“It is the job of the Legislature to prioritize. That is its constitutional role. This year, faced with a $1.47 billion-dollar shortfall, one of the worst in state history, the Legislature was forced to make very difficult choices,” legislative attorneys said.
Earlier this month, a liberal public interest attorney filed a special action with the Arizona Supreme Court asking it to halt an enrollment freeze in the Arizona Health Care Cost Containment System that was approved earlier this year as part of the state budget, which goes into effect July 1.
Further, the legislative leaders said that lawmakers have never been bound to spend state general fund money to provide health care for all Arizonans who make less than the federal poverty level, even though voters called on them to do so in 2000.
The ballot measure required the state use money Arizona received from a multi-state tobacco lawsuit settlement to pay for the increased AHCCCS caseload. It also required funding “be supplemented, as necessary, by any other available sources including legislative appropriations and federal monies.” Attorney Tim Hogan contended in the original legal challenge that prohibits legislators from making the cuts.
But legislative attorneys said it is impossible for voters to require future legislatures to spend money.
“No one can take that power away from a future legislature. The same holds true for the (voters) when they act in a legislative capacity through the initiative and referendum process,” Pearce and Tobin argued in the filing.

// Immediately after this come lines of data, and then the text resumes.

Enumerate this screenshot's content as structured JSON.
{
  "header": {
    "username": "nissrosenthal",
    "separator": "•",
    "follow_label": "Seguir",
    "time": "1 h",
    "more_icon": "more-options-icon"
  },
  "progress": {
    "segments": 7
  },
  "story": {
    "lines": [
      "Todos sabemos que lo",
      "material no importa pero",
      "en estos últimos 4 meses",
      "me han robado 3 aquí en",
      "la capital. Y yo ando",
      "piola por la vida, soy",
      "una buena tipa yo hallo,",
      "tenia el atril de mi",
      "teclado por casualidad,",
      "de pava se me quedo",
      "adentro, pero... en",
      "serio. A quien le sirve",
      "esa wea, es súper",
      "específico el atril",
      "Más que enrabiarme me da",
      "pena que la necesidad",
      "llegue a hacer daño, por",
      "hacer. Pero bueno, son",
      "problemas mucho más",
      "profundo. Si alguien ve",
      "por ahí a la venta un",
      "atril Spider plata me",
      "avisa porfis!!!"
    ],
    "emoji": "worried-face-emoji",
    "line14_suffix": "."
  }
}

Both the Governor’s Office and Attorney General’s Office also filed motions this week asking the court to reject Hogan’s request for an injunction that would block the cuts.